SUPPLIED MATERIAL section start
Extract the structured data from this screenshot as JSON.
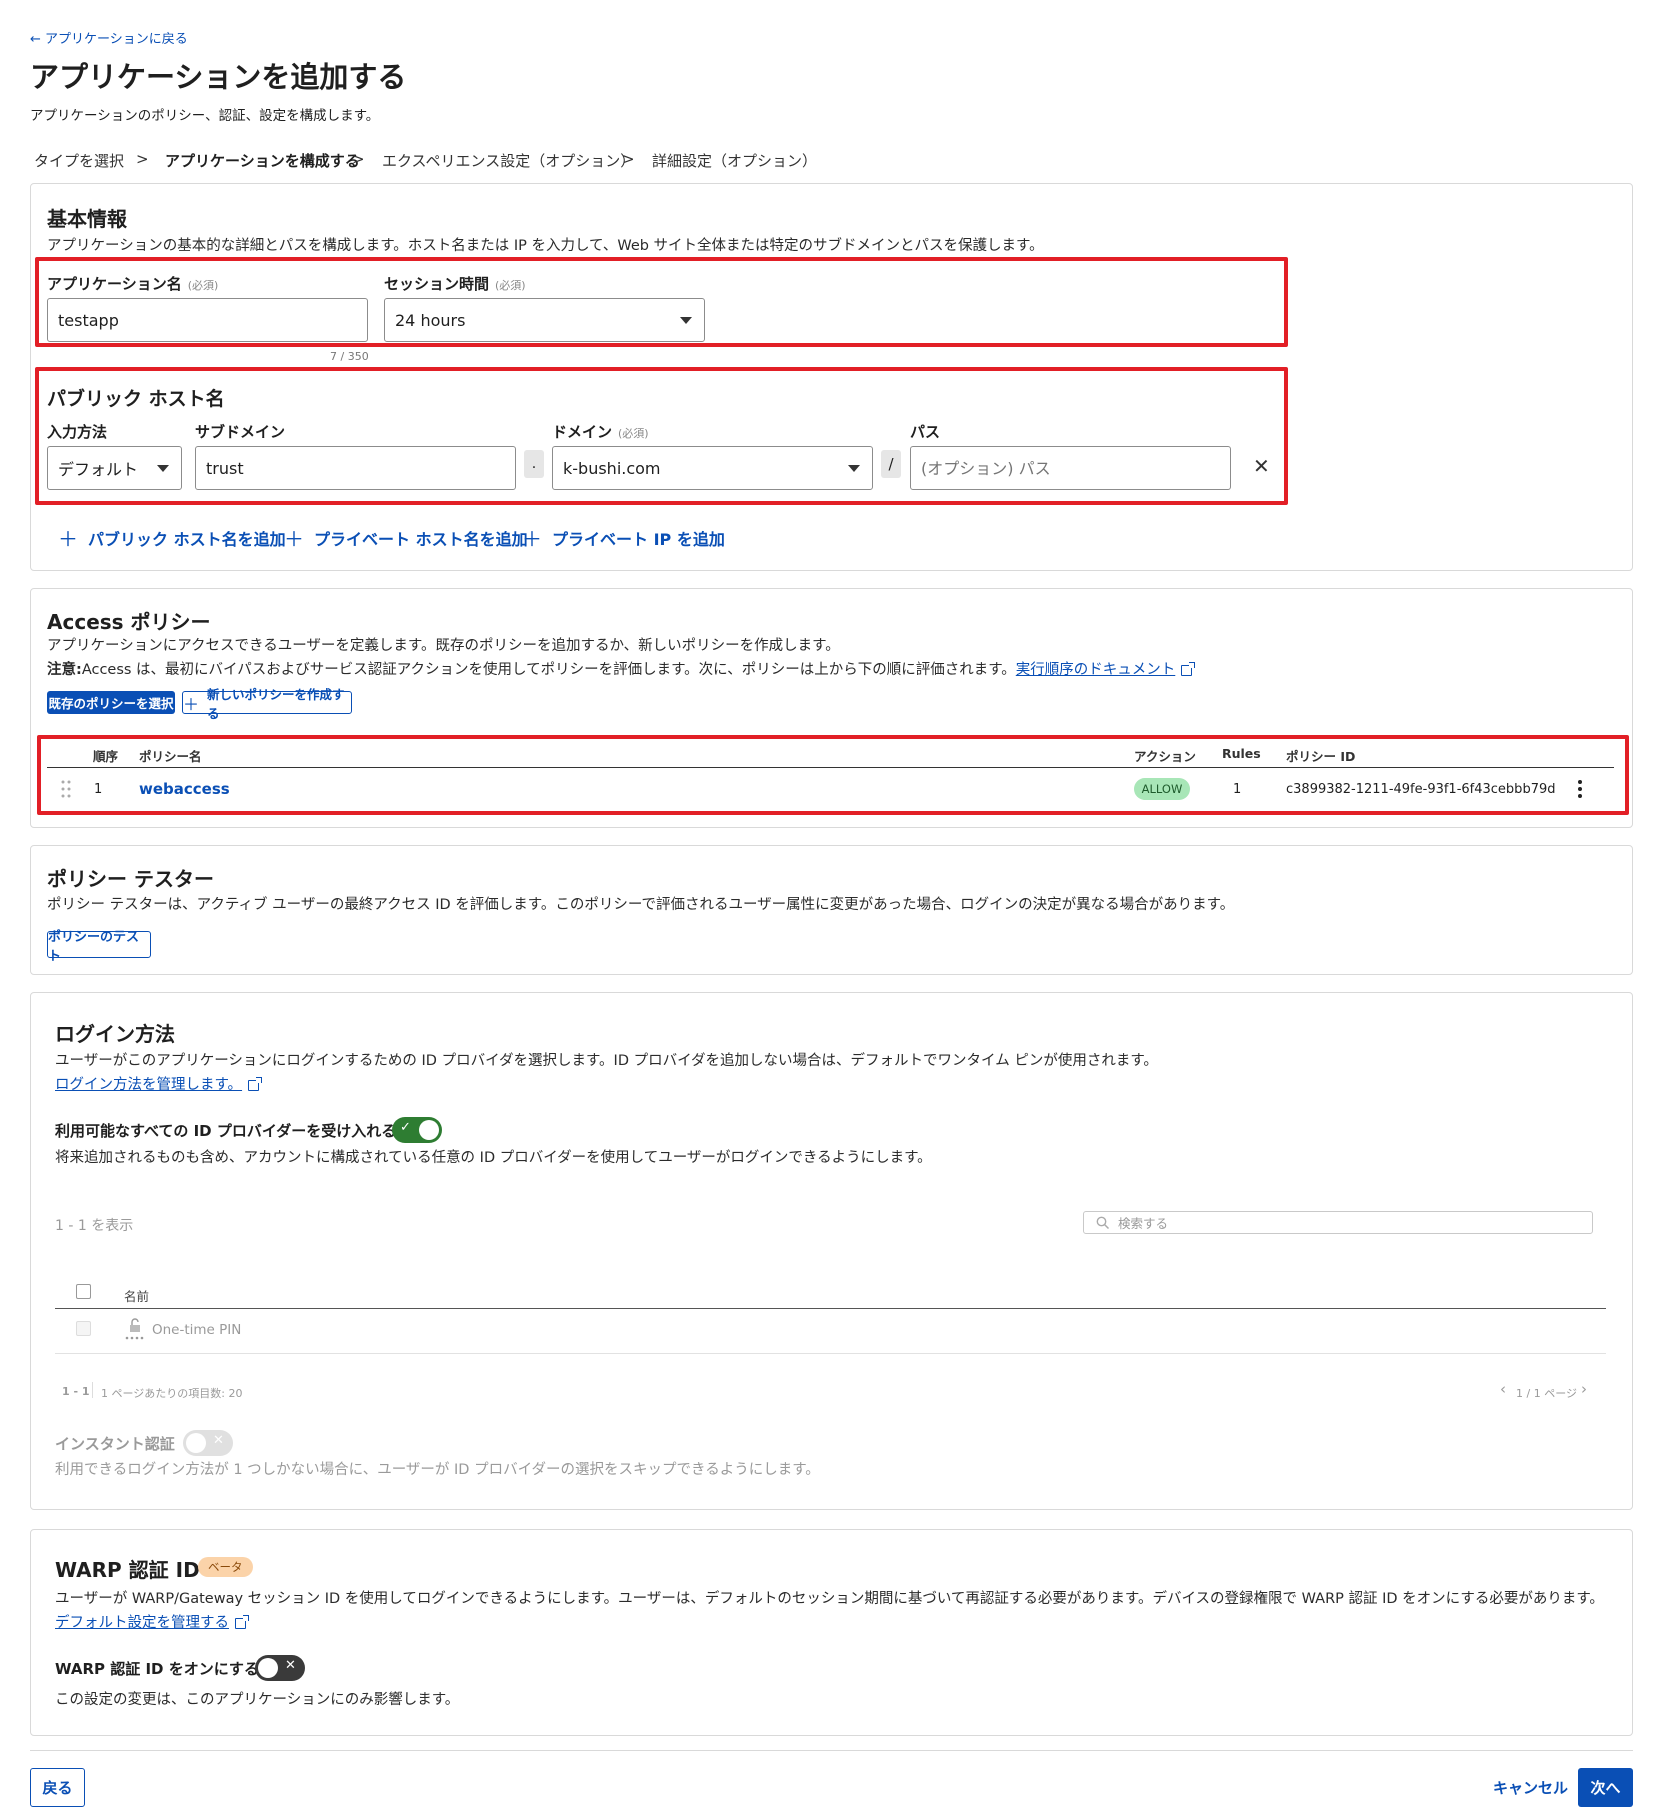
{
  "header": {
    "back_link": "← アプリケーションに戻る",
    "title": "アプリケーションを追加する",
    "subtitle": "アプリケーションのポリシー、認証、設定を構成します。"
  },
  "steps": [
    {
      "label": "タイプを選択",
      "active": false
    },
    {
      "label": "アプリケーションを構成する",
      "active": true
    },
    {
      "label": "エクスペリエンス設定（オプション）",
      "active": false
    },
    {
      "label": "詳細設定（オプション）",
      "active": false
    }
  ],
  "step_separator": ">",
  "basic": {
    "title": "基本情報",
    "description": "アプリケーションの基本的な詳細とパスを構成します。ホスト名または IP を入力して、Web サイト全体または特定のサブドメインとパスを保護します。",
    "app_name_label": "アプリケーション名",
    "required": "(必須)",
    "app_name_value": "testapp",
    "app_name_counter": "7 / 350",
    "session_label": "セッション時間",
    "session_value": "24 hours"
  },
  "public_host": {
    "title": "パブリック ホスト名",
    "input_method_label": "入力方法",
    "input_method_value": "デフォルト",
    "subdomain_label": "サブドメイン",
    "subdomain_value": "trust",
    "dot": ".",
    "domain_label": "ドメイン",
    "domain_value": "k-bushi.com",
    "slash": "/",
    "path_label": "パス",
    "path_placeholder": "(オプション) パス",
    "remove": "✕"
  },
  "add_links": {
    "plus": "＋",
    "public": "パブリック ホスト名を追加",
    "private_host": "プライベート ホスト名を追加",
    "private_ip": "プライベート IP を追加"
  },
  "access": {
    "title": "Access ポリシー",
    "description": "アプリケーションにアクセスできるユーザーを定義します。既存のポリシーを追加するか、新しいポリシーを作成します。",
    "note_label": "注意:",
    "note_text": "Access は、最初にバイパスおよびサービス認証アクションを使用してポリシーを評価します。次に、ポリシーは上から下の順に評価されます。",
    "note_link": "実行順序のドキュメント",
    "select_button": "既存のポリシーを選択",
    "create_button": "新しいポリシーを作成する",
    "table": {
      "headers": [
        "順序",
        "ポリシー名",
        "アクション",
        "Rules",
        "ポリシー ID"
      ],
      "rows": [
        {
          "order": "1",
          "name": "webaccess",
          "action": "ALLOW",
          "rules": "1",
          "id": "c3899382-1211-49fe-93f1-6f43cebbb79d"
        }
      ]
    }
  },
  "tester": {
    "title": "ポリシー テスター",
    "description": "ポリシー テスターは、アクティブ ユーザーの最終アクセス ID を評価します。このポリシーで評価されるユーザー属性に変更があった場合、ログインの決定が異なる場合があります。",
    "button": "ポリシーのテスト"
  },
  "login": {
    "title": "ログイン方法",
    "description": "ユーザーがこのアプリケーションにログインするための ID プロバイダを選択します。ID プロバイダを追加しない場合は、デフォルトでワンタイム ピンが使用されます。",
    "manage_link": "ログイン方法を管理します。",
    "accept_all_label": "利用可能なすべての ID プロバイダーを受け入れる",
    "accept_all_on": true,
    "accept_all_desc": "将来追加されるものも含め、アカウントに構成されている任意の ID プロバイダーを使用してユーザーがログインできるようにします。",
    "showing": "1 - 1 を表示",
    "search_placeholder": "検索する",
    "name_header": "名前",
    "idp_rows": [
      {
        "name": "One-time PIN"
      }
    ],
    "pager_range": "1 - 1",
    "pager_per_page": "1 ページあたりの項目数: 20",
    "pager_pages": "1 / 1 ページ",
    "instant_label": "インスタント認証",
    "instant_on": false,
    "instant_desc": "利用できるログイン方法が 1 つしかない場合に、ユーザーが ID プロバイダーの選択をスキップできるようにします。"
  },
  "warp": {
    "title": "WARP 認証 ID",
    "badge": "ベータ",
    "description": "ユーザーが WARP/Gateway セッション ID を使用してログインできるようにします。ユーザーは、デフォルトのセッション期間に基づいて再認証する必要があります。デバイスの登録権限で WARP 認証 ID をオンにする必要があります。",
    "manage_link": "デフォルト設定を管理する",
    "toggle_label": "WARP 認証 ID をオンにする",
    "toggle_on": false,
    "toggle_desc": "この設定の変更は、このアプリケーションにのみ影響します。"
  },
  "footer": {
    "back": "戻る",
    "cancel": "キャンセル",
    "next": "次へ"
  },
  "colors": {
    "accent": "#0a4fb5",
    "highlight_box": "#e21f26",
    "toggle_on": "#2e7d32",
    "allow_badge_bg": "#a8e6b7",
    "beta_badge_bg": "#fbd3a9"
  }
}
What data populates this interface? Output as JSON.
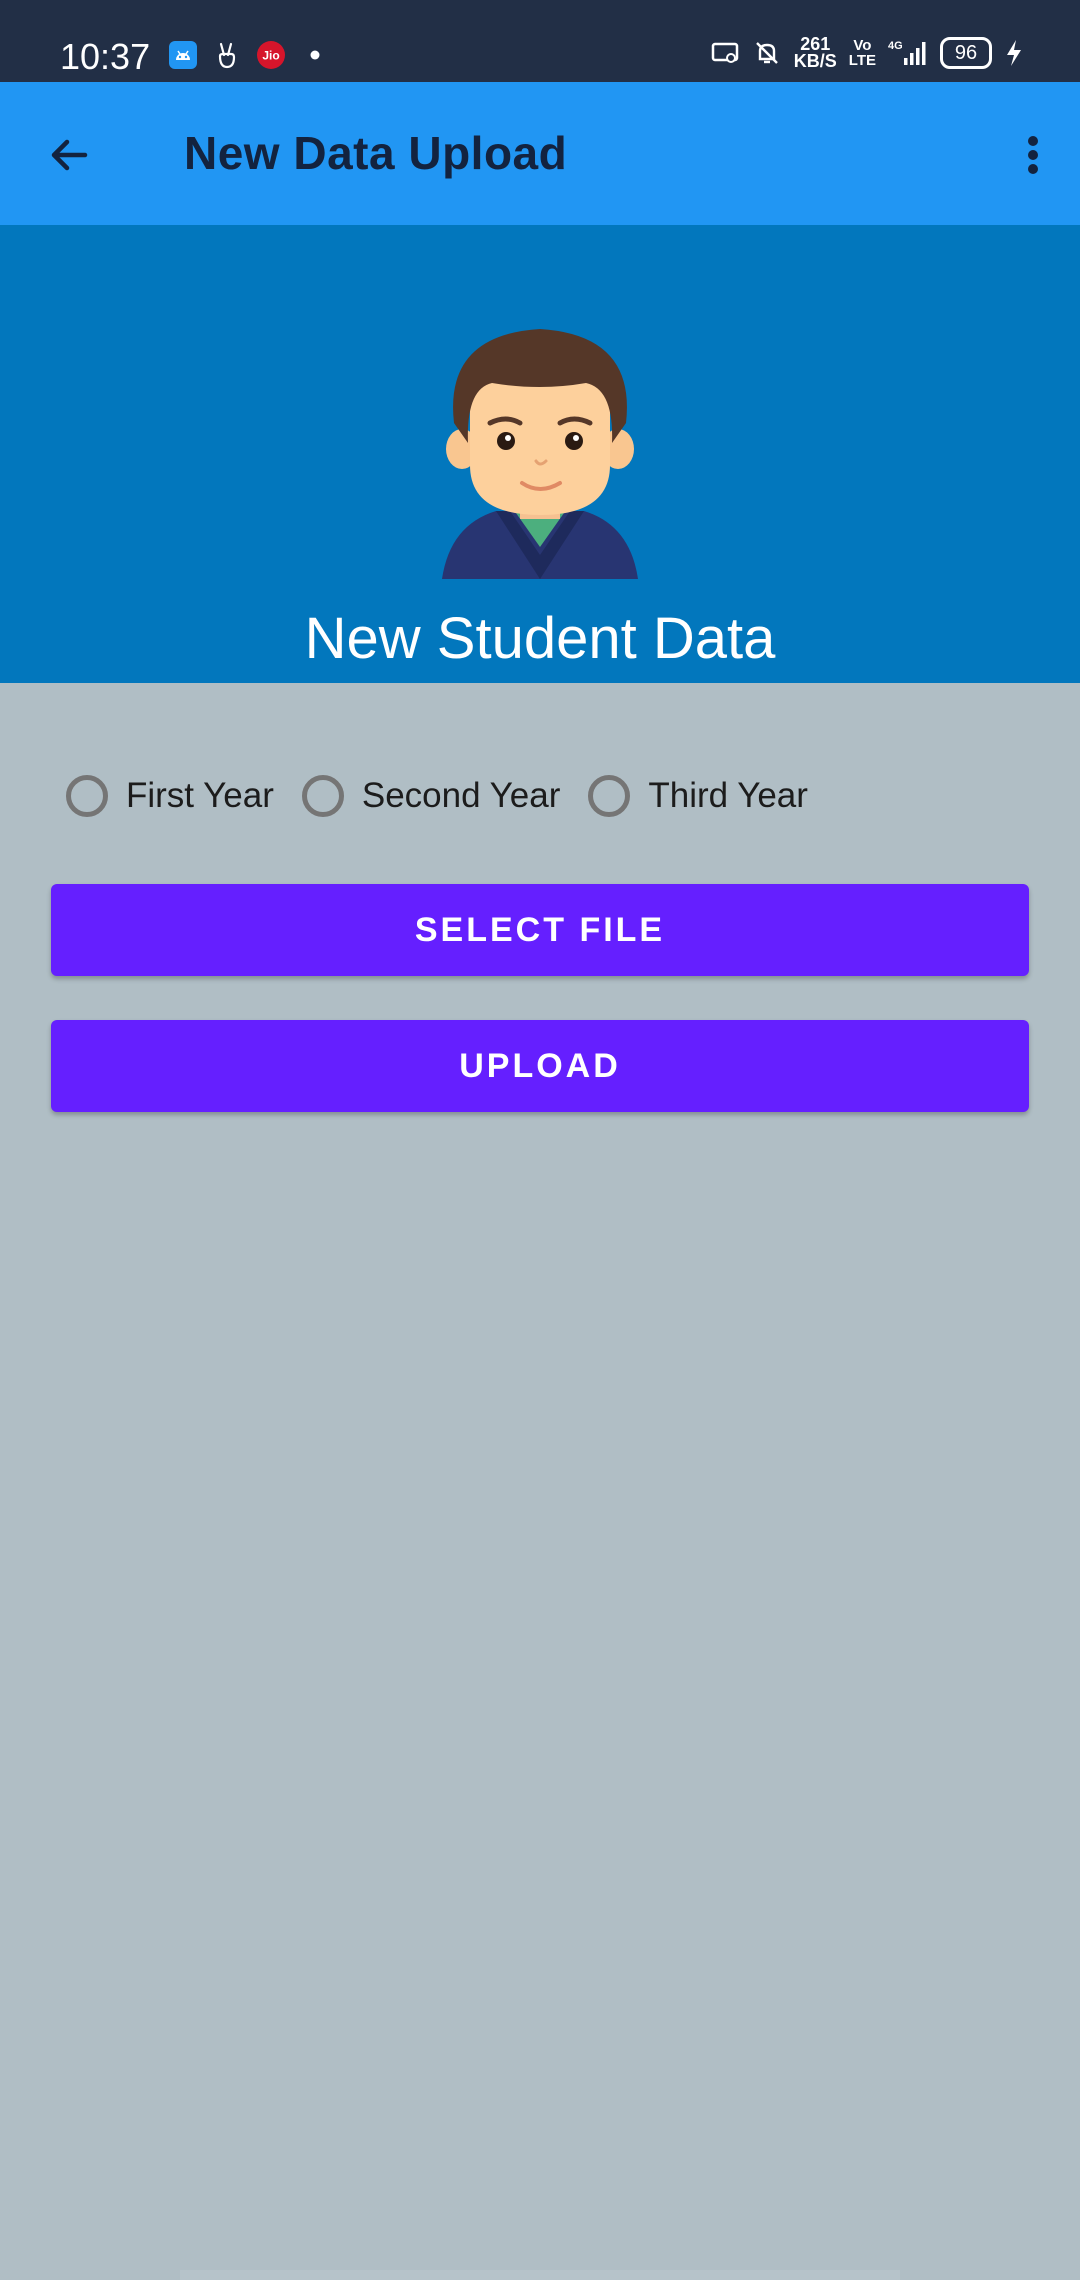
{
  "status_bar": {
    "time": "10:37",
    "left_icons": [
      "android-icon",
      "peace-hand-icon",
      "jio-icon",
      "dot-icon"
    ],
    "jio_label": "Jio",
    "net_speed_value": "261",
    "net_speed_unit": "KB/S",
    "volte_top": "Vo",
    "volte_bottom": "LTE",
    "network_label": "4G",
    "battery_level": "96",
    "right_icons": [
      "cast-icon",
      "bell-off-icon",
      "net-speed",
      "volte-icon",
      "signal-icon",
      "battery-icon",
      "charging-icon"
    ]
  },
  "app_bar": {
    "title": "New Data Upload",
    "back_icon": "arrow-back-icon",
    "menu_icon": "more-vert-icon"
  },
  "header": {
    "title": "New Student Data",
    "avatar": "student-avatar"
  },
  "radios": [
    {
      "label": "First Year",
      "selected": false
    },
    {
      "label": "Second Year",
      "selected": false
    },
    {
      "label": "Third Year",
      "selected": false
    }
  ],
  "buttons": {
    "select_file": "SELECT FILE",
    "upload": "UPLOAD"
  },
  "colors": {
    "status_bar": "#222f46",
    "app_bar": "#2196f3",
    "header_panel": "#0277bd",
    "background": "#b0bec5",
    "button": "#651fff"
  }
}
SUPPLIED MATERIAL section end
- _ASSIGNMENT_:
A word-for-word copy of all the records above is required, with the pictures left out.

- _SOLUTION TO THE PROBLEM_:
Extract the structured data from this screenshot as JSON.
{
  "header": {
    "back_link": "← アプリケーションに戻る",
    "title": "アプリケーションを追加する",
    "subtitle": "アプリケーションのポリシー、認証、設定を構成します。"
  },
  "steps": [
    {
      "label": "タイプを選択",
      "active": false
    },
    {
      "label": "アプリケーションを構成する",
      "active": true
    },
    {
      "label": "エクスペリエンス設定（オプション）",
      "active": false
    },
    {
      "label": "詳細設定（オプション）",
      "active": false
    }
  ],
  "step_separator": ">",
  "basic": {
    "title": "基本情報",
    "description": "アプリケーションの基本的な詳細とパスを構成します。ホスト名または IP を入力して、Web サイト全体または特定のサブドメインとパスを保護します。",
    "app_name_label": "アプリケーション名",
    "required": "(必須)",
    "app_name_value": "testapp",
    "app_name_counter": "7 / 350",
    "session_label": "セッション時間",
    "session_value": "24 hours"
  },
  "public_host": {
    "title": "パブリック ホスト名",
    "input_method_label": "入力方法",
    "input_method_value": "デフォルト",
    "subdomain_label": "サブドメイン",
    "subdomain_value": "trust",
    "dot": ".",
    "domain_label": "ドメイン",
    "domain_value": "k-bushi.com",
    "slash": "/",
    "path_label": "パス",
    "path_placeholder": "(オプション) パス",
    "remove": "✕"
  },
  "add_links": {
    "plus": "＋",
    "public": "パブリック ホスト名を追加",
    "private_host": "プライベート ホスト名を追加",
    "private_ip": "プライベート IP を追加"
  },
  "access": {
    "title": "Access ポリシー",
    "description": "アプリケーションにアクセスできるユーザーを定義します。既存のポリシーを追加するか、新しいポリシーを作成します。",
    "note_label": "注意:",
    "note_text": "Access は、最初にバイパスおよびサービス認証アクションを使用してポリシーを評価します。次に、ポリシーは上から下の順に評価されます。",
    "note_link": "実行順序のドキュメント",
    "select_button": "既存のポリシーを選択",
    "create_button": "新しいポリシーを作成する",
    "table": {
      "headers": [
        "順序",
        "ポリシー名",
        "アクション",
        "Rules",
        "ポリシー ID"
      ],
      "rows": [
        {
          "order": "1",
          "name": "webaccess",
          "action": "ALLOW",
          "rules": "1",
          "id": "c3899382-1211-49fe-93f1-6f43cebbb79d"
        }
      ]
    }
  },
  "tester": {
    "title": "ポリシー テスター",
    "description": "ポリシー テスターは、アクティブ ユーザーの最終アクセス ID を評価します。このポリシーで評価されるユーザー属性に変更があった場合、ログインの決定が異なる場合があります。",
    "button": "ポリシーのテスト"
  },
  "login": {
    "title": "ログイン方法",
    "description": "ユーザーがこのアプリケーションにログインするための ID プロバイダを選択します。ID プロバイダを追加しない場合は、デフォルトでワンタイム ピンが使用されます。",
    "manage_link": "ログイン方法を管理します。",
    "accept_all_label": "利用可能なすべての ID プロバイダーを受け入れる",
    "accept_all_on": true,
    "accept_all_desc": "将来追加されるものも含め、アカウントに構成されている任意の ID プロバイダーを使用してユーザーがログインできるようにします。",
    "showing": "1 - 1 を表示",
    "search_placeholder": "検索する",
    "name_header": "名前",
    "idp_rows": [
      {
        "name": "One-time PIN"
      }
    ],
    "pager_range": "1 - 1",
    "pager_per_page": "1 ページあたりの項目数: 20",
    "pager_pages": "1 / 1 ページ",
    "instant_label": "インスタント認証",
    "instant_on": false,
    "instant_desc": "利用できるログイン方法が 1 つしかない場合に、ユーザーが ID プロバイダーの選択をスキップできるようにします。"
  },
  "warp": {
    "title": "WARP 認証 ID",
    "badge": "ベータ",
    "description": "ユーザーが WARP/Gateway セッション ID を使用してログインできるようにします。ユーザーは、デフォルトのセッション期間に基づいて再認証する必要があります。デバイスの登録権限で WARP 認証 ID をオンにする必要があります。",
    "manage_link": "デフォルト設定を管理する",
    "toggle_label": "WARP 認証 ID をオンにする",
    "toggle_on": false,
    "toggle_desc": "この設定の変更は、このアプリケーションにのみ影響します。"
  },
  "footer": {
    "back": "戻る",
    "cancel": "キャンセル",
    "next": "次へ"
  },
  "colors": {
    "accent": "#0a4fb5",
    "highlight_box": "#e21f26",
    "toggle_on": "#2e7d32",
    "allow_badge_bg": "#a8e6b7",
    "beta_badge_bg": "#fbd3a9"
  }
}
What data populates this interface? Output as JSON.
{
  "status_bar": {
    "time": "10:37",
    "left_icons": [
      "android-icon",
      "peace-hand-icon",
      "jio-icon",
      "dot-icon"
    ],
    "jio_label": "Jio",
    "net_speed_value": "261",
    "net_speed_unit": "KB/S",
    "volte_top": "Vo",
    "volte_bottom": "LTE",
    "network_label": "4G",
    "battery_level": "96",
    "right_icons": [
      "cast-icon",
      "bell-off-icon",
      "net-speed",
      "volte-icon",
      "signal-icon",
      "battery-icon",
      "charging-icon"
    ]
  },
  "app_bar": {
    "title": "New Data Upload",
    "back_icon": "arrow-back-icon",
    "menu_icon": "more-vert-icon"
  },
  "header": {
    "title": "New Student Data",
    "avatar": "student-avatar"
  },
  "radios": [
    {
      "label": "First Year",
      "selected": false
    },
    {
      "label": "Second Year",
      "selected": false
    },
    {
      "label": "Third Year",
      "selected": false
    }
  ],
  "buttons": {
    "select_file": "SELECT FILE",
    "upload": "UPLOAD"
  },
  "colors": {
    "status_bar": "#222f46",
    "app_bar": "#2196f3",
    "header_panel": "#0277bd",
    "background": "#b0bec5",
    "button": "#651fff"
  }
}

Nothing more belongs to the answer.